The farmers’ protest has arisen as a result of plans to divert more water from the drought-affected region to the United States to fulfill “water debt” obligations accruing under a 1944 water-sharing treaty. The protesters claim that further water transfers at this time would create a significant economic problem for the state.
Under the bilateral agreement Rio Grande water is allotted to the United States in cycles of five years, with the current cycle ending 24 October, 2020. Mexico is in deficit and must deliver to the United States an additional 432,360 acre-feet in the next three months.
As reported in OOSKAnews, there have been protests at the site since March when local farmers blocked a highway, seized a dam control room and set fire to trucks. As a result, the National Water Commission of Mexico (Conagua) backed down on a plan to divert water to the United States. Chihuahua Governor Javier Corral supported Conagua’s decision, describing the previous release plan as “erratic” and “foolish.”
Chihuahua state government officials prefer preserving resources for the use of their communities and have urged the strategy of “wait and hope for summer rains” that were anticipated to be sufficient to meet treaty commitments.
Nevertheless, in late July, demonstrators in Chihuahua continued the protests and burned several government vehicles, blocked railway tracks and set fire to a government office and highway tollbooths.
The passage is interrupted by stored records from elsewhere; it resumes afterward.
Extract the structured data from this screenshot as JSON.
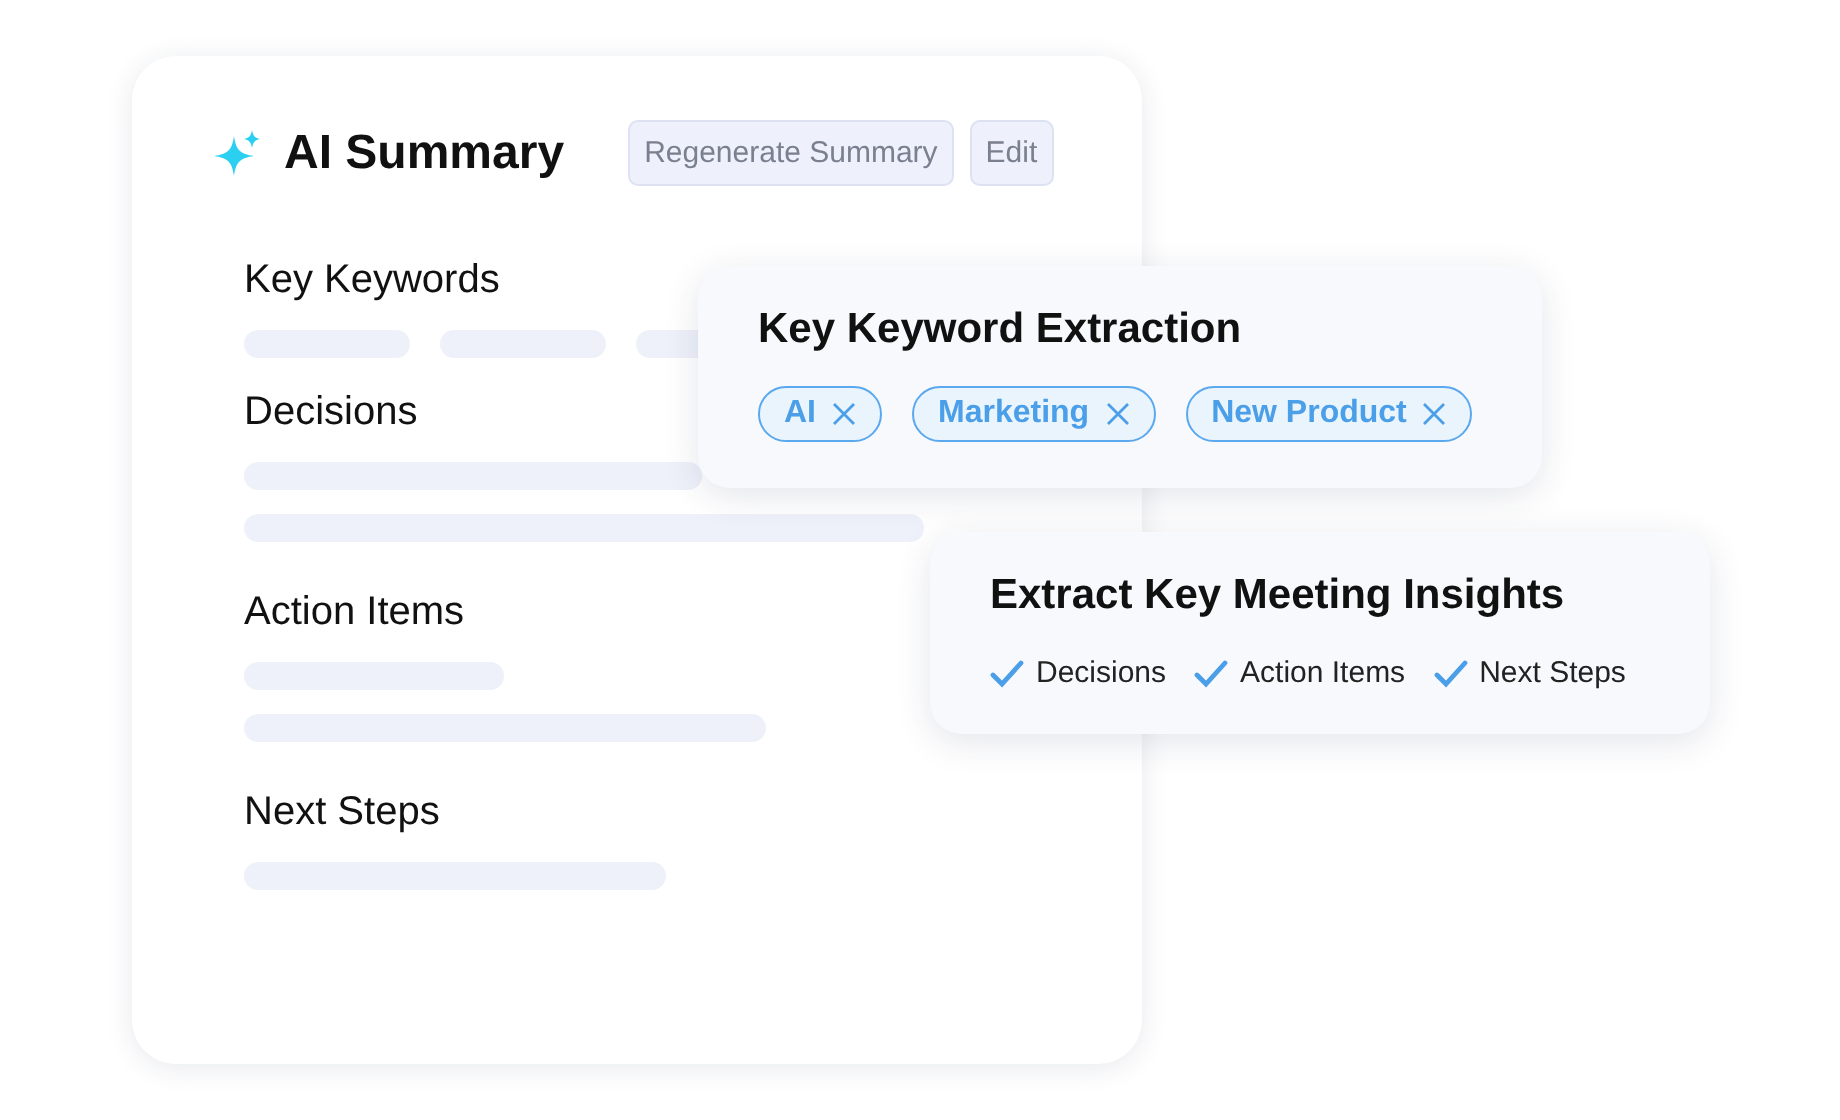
{
  "summary": {
    "title": "AI Summary",
    "buttons": [
      "Regenerate Summary",
      "Edit"
    ],
    "sections": [
      {
        "heading": "Key Keywords"
      },
      {
        "heading": "Decisions"
      },
      {
        "heading": "Action Items"
      },
      {
        "heading": "Next Steps"
      }
    ]
  },
  "keyword_card": {
    "title": "Key Keyword Extraction",
    "tags": [
      "AI",
      "Marketing",
      "New Product"
    ]
  },
  "insights_card": {
    "title": "Extract Key Meeting Insights",
    "items": [
      "Decisions",
      "Action Items",
      "Next Steps"
    ]
  }
}
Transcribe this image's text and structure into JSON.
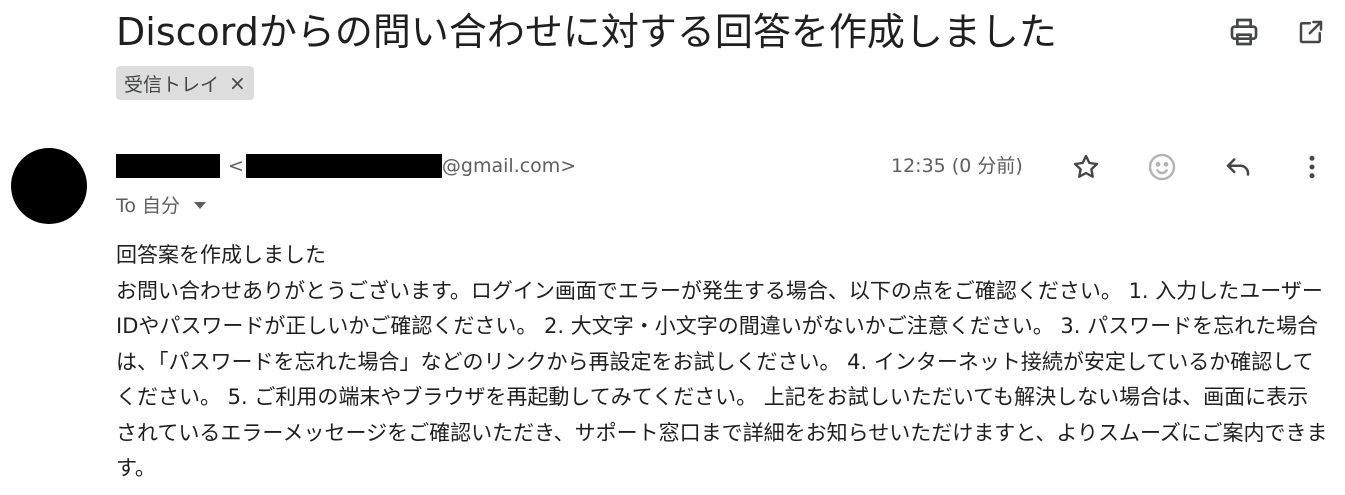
{
  "email": {
    "subject": "Discordからの問い合わせに対する回答を作成しました",
    "label": "受信トレイ",
    "label_remove": "×",
    "sender_email_suffix": "@gmail.com>",
    "sender_open_bracket": "<",
    "time": "12:35 (0 分前)",
    "to": "To 自分",
    "body_first_line": "回答案を作成しました",
    "body_paragraph": "お問い合わせありがとうございます。ログイン画面でエラーが発生する場合、以下の点をご確認ください。 1. 入力したユーザーIDやパスワードが正しいかご確認ください。 2. 大文字・小文字の間違いがないかご注意ください。 3. パスワードを忘れた場合は、「パスワードを忘れた場合」などのリンクから再設定をお試しください。 4. インターネット接続が安定しているか確認してください。 5. ご利用の端末やブラウザを再起動してみてください。 上記をお試しいただいても解決しない場合は、画面に表示されているエラーメッセージをご確認いただき、サポート窓口まで詳細をお知らせいただけますと、よりスムーズにご案内できます。"
  },
  "icons": {
    "print": "print-icon",
    "open_new_window": "open-in-new-window-icon",
    "star": "star-icon",
    "emoji": "emoji-reaction-icon",
    "reply": "reply-icon",
    "more": "more-vertical-icon",
    "color": "#444746"
  }
}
Federal officials have taken a different view.
Mexico President Lopez Obrador said in the spring: “We do not want an international conflict...Treaties have to be lived up to. If we have signed a treaty, we have to comply with it". He has also advocated paying the debt, citing that water received from the Colorado River is four time greater that water paid into the Rio Grande system.
Ultimately, Lopez Obrador is concerned about possible sanctions, the closing of the border, or the imposition of tariffs or other forms of retaliation.
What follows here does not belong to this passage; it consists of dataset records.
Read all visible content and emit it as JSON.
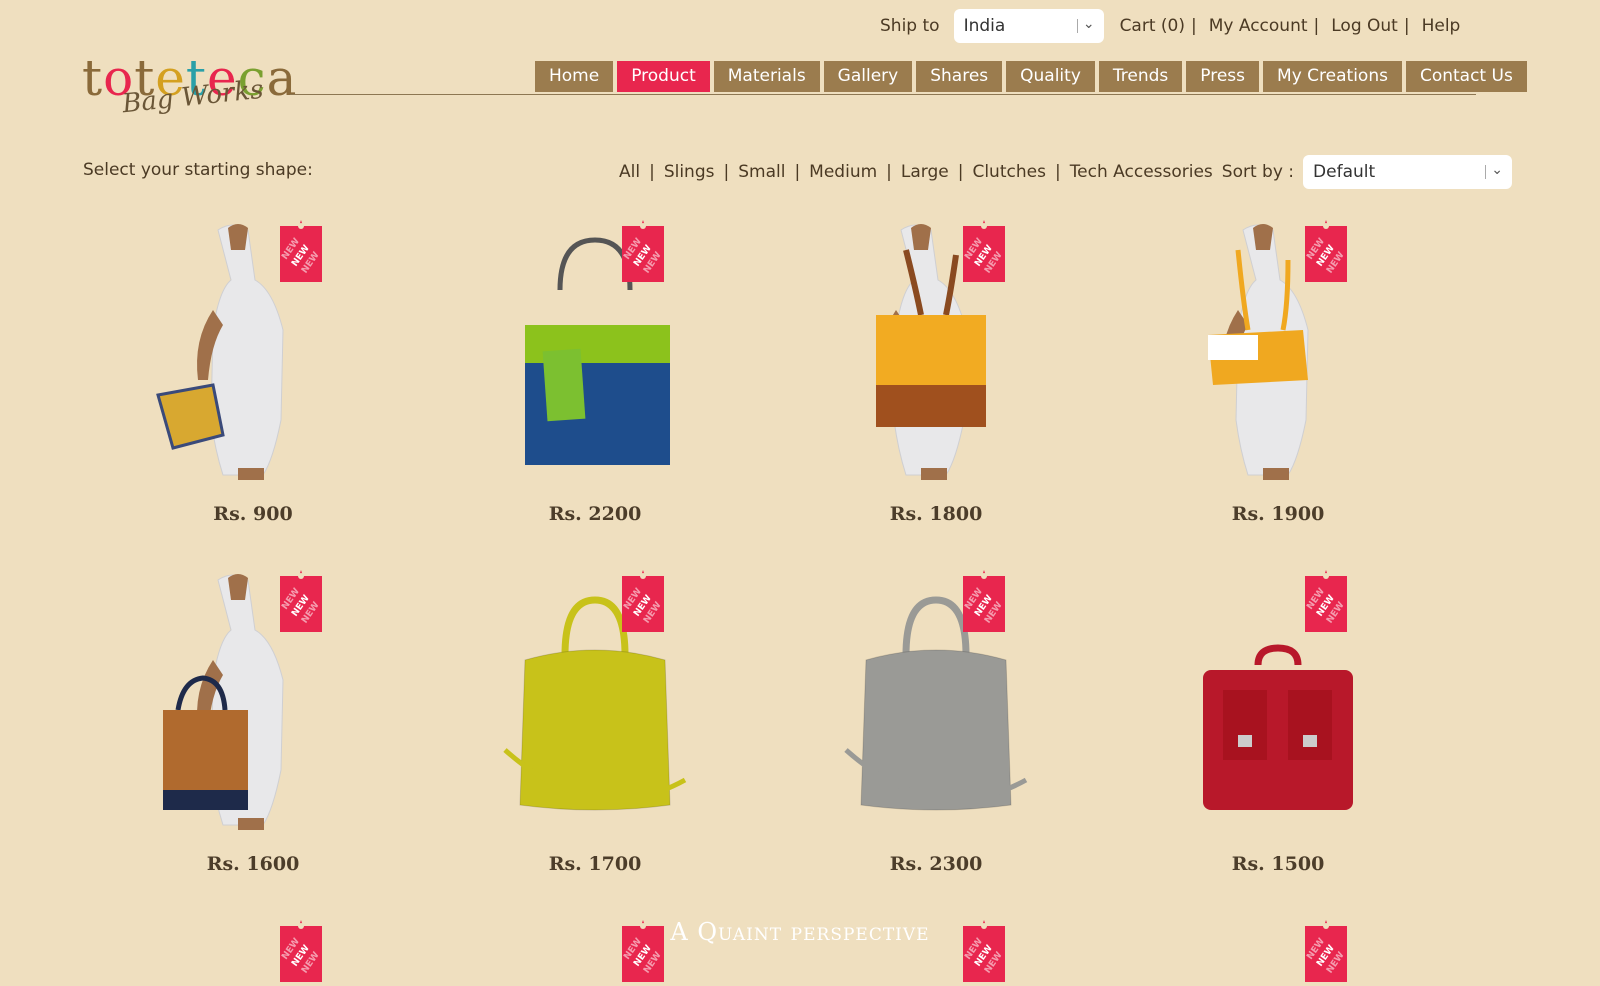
{
  "header": {
    "ship_to_label": "Ship to",
    "country": "India",
    "cart": "Cart (0)",
    "my_account": "My Account",
    "log_out": "Log Out",
    "help": "Help"
  },
  "logo": {
    "letters": [
      "t",
      "o",
      "t",
      "e",
      "t",
      "e",
      "c",
      "a"
    ],
    "colors": [
      "#8a6a3a",
      "#e8264e",
      "#8a6a3a",
      "#d4a020",
      "#2aa0a8",
      "#e8264e",
      "#7aa030",
      "#8a6a3a"
    ],
    "sub": "Bag Works"
  },
  "nav": [
    "Home",
    "Product",
    "Materials",
    "Gallery",
    "Shares",
    "Quality",
    "Trends",
    "Press",
    "My Creations",
    "Contact Us"
  ],
  "nav_active": "Product",
  "filter": {
    "label": "Select your starting shape:",
    "options": [
      "All",
      "Slings",
      "Small",
      "Medium",
      "Large",
      "Clutches",
      "Tech Accessories"
    ],
    "sort_label": "Sort by :",
    "sort_value": "Default"
  },
  "tag_text": "NEW",
  "products": [
    {
      "price": "Rs. 900",
      "bag": "clutch-on-model",
      "color": "#d8a830"
    },
    {
      "price": "Rs. 2200",
      "bag": "tote",
      "color": "#1e4d8c"
    },
    {
      "price": "Rs. 1800",
      "bag": "tote-on-model",
      "color": "#f2ab22"
    },
    {
      "price": "Rs. 1900",
      "bag": "shoulder-on-model",
      "color": "#f0a820"
    },
    {
      "price": "Rs. 1600",
      "bag": "handbag-on-model",
      "color": "#b06a2e"
    },
    {
      "price": "Rs. 1700",
      "bag": "duffel",
      "color": "#c8c21a"
    },
    {
      "price": "Rs. 2300",
      "bag": "duffel",
      "color": "#9a9a96"
    },
    {
      "price": "Rs. 1500",
      "bag": "satchel",
      "color": "#b8182a"
    }
  ],
  "footer_text": "A Quaint perspective",
  "colors": {
    "background": "#efdfbf",
    "nav": "#9b7c4e",
    "accent": "#e8264e"
  }
}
As recently as 3 September, Lopez Obrador indicated that he might appeal to President Trump for clemency under the treaty or request an independent audit of the water payments.
In a 10 September news conference, Lopez Obrador called the newest incident “regrettable,” and added that the Attorney General's Office would investigate the case.
The US Section of the International Boundary and Water Commission, the bilateral body that oversees treaty issues, has said that it “has not received any proposals from our Mexican counterparts to have the UN come in to audit water deliveries.”
In mid-July, the US Commissioner of the water commission, Jayne Harkins, said "they need to increase their water releases to the United States immediately,” adding “Mexico has failed to implement releases promised earlier and continuing to delay increases the risk of Mexico failing to meet its delivery obligation".